Are Machines Smarter Than Humans? Machines as the First Line of Defense Against Cyber Attacks

6 Feb 2019 2:02 PM
By Aldrin Ramos

 

The experiments conducted for the research is predicated on deep learning algorithms such as deep neural networks and this required huge amount of computing power. The research team utilized the High-Performance Computing and Science Cloud services offered by the DOST- ASTI Computing and Archiving Research Environment (CoARE) Facility. Specifically, the research team used GPU, to execute deep learning algorithms because of its highly parallel architecture; and a dedicated virtual machine to pre-process data and generate comprehensive graphs of the results.

 

The internet is swarmed with a lot of data traffic. With this, it becomes difficult to look for patterns of security breach attempts and other changes from normal network behavior. In attempting to more effectively address the risk of data theft and similar cybersecurity threats or concerns, researchers are turning to Machine Learning (ML) techniques.

In this approach, a large amount of data is fed to a high performance computer for training and validation. The machine will “learn” what an anomalous activity is and what is not. It could then attempt to track what is neither immediately nor usually visible to human analysts. The results will be based on the data given to the machine so selecting and engineering the input data is crucial. The suitability of the data representation as well as the complexity and depth of models are key factors in ensuring the success of the machine learning algorithm.

A team of researchers from the DOST-ASTI and UP-EEEI documented these findings in a technical paper, “Efficient Feature Extraction for Internet Data Analysis Using AS2Vec”, published in the Proceedings of the 33rd Annual ACM Symposium on Applied Computing.

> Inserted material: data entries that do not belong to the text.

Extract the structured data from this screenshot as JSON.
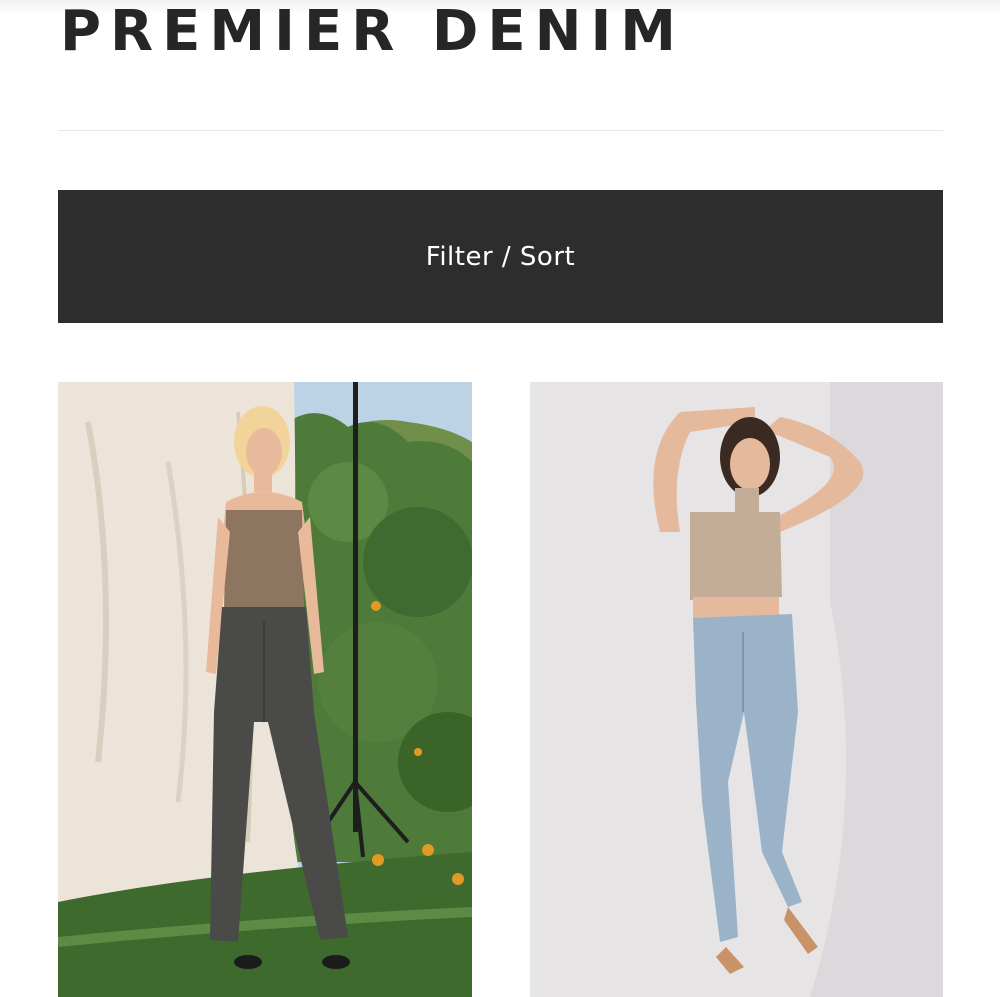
{
  "header": {
    "title": "PREMIER DENIM"
  },
  "toolbar": {
    "filter_sort_label": "Filter / Sort"
  },
  "products": [
    {
      "image": "product-photo",
      "scene": "outdoor-garden",
      "colors": {
        "backdrop": "#ece4d8",
        "foliage": "#4e7a3a",
        "grass": "#3f6a2e",
        "jeans": "#4a4a48",
        "top": "#8d7560"
      }
    },
    {
      "image": "product-photo",
      "scene": "studio",
      "colors": {
        "backdrop": "#e7e4e6",
        "jeans": "#9bb3c9",
        "top": "#c4ad96"
      }
    }
  ],
  "colors": {
    "accent": "#2d2d2d",
    "title": "#262626",
    "divider": "#e6e6e6"
  }
}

The paper proposes a more efficient and effective way to generate pattern results through the use of Artificial Intelligence (AI) techniques on suitably engineered and selected raw data. As described in the study, machine learning algorithms require a feature vector that describes an individual or element. The goal is to find certain patterns from these features and subsequently make predictions based on these patterns. Derivation of these features, however, is both resource and labor-intensive and requires ready access to domain expertise and large amount of measured network data.

They proposed a feature extraction process that generates highly-relevant numerical features for representing Autonomous Systems (AS) in analyzing Internet routing data. When analyzed, these extracted features contained distinctive patterns relevant to the AS. Using these features in machine learning, they were able to accurately predict an imbalanced AS classification problem which likely indicating an anomalous condition.

The researchers tackled problems in deriving relevant features of Autonomous Systems (AS) on the Internet.

 

The Research Team

John Robert Mendoza
Electrical and Electronics Engineering Institute,
University of the Philippines Diliman

Roel Ocampo
Electrical and Electronics Engineering Institute,
University of the Philippines Diliman

Isabel Montes
Electrical and Electronics Engineering Institute,
University of the Philippines Diliman

Cedric Angelo Festin
Department of Computer Science,
University of the Philippines Diliman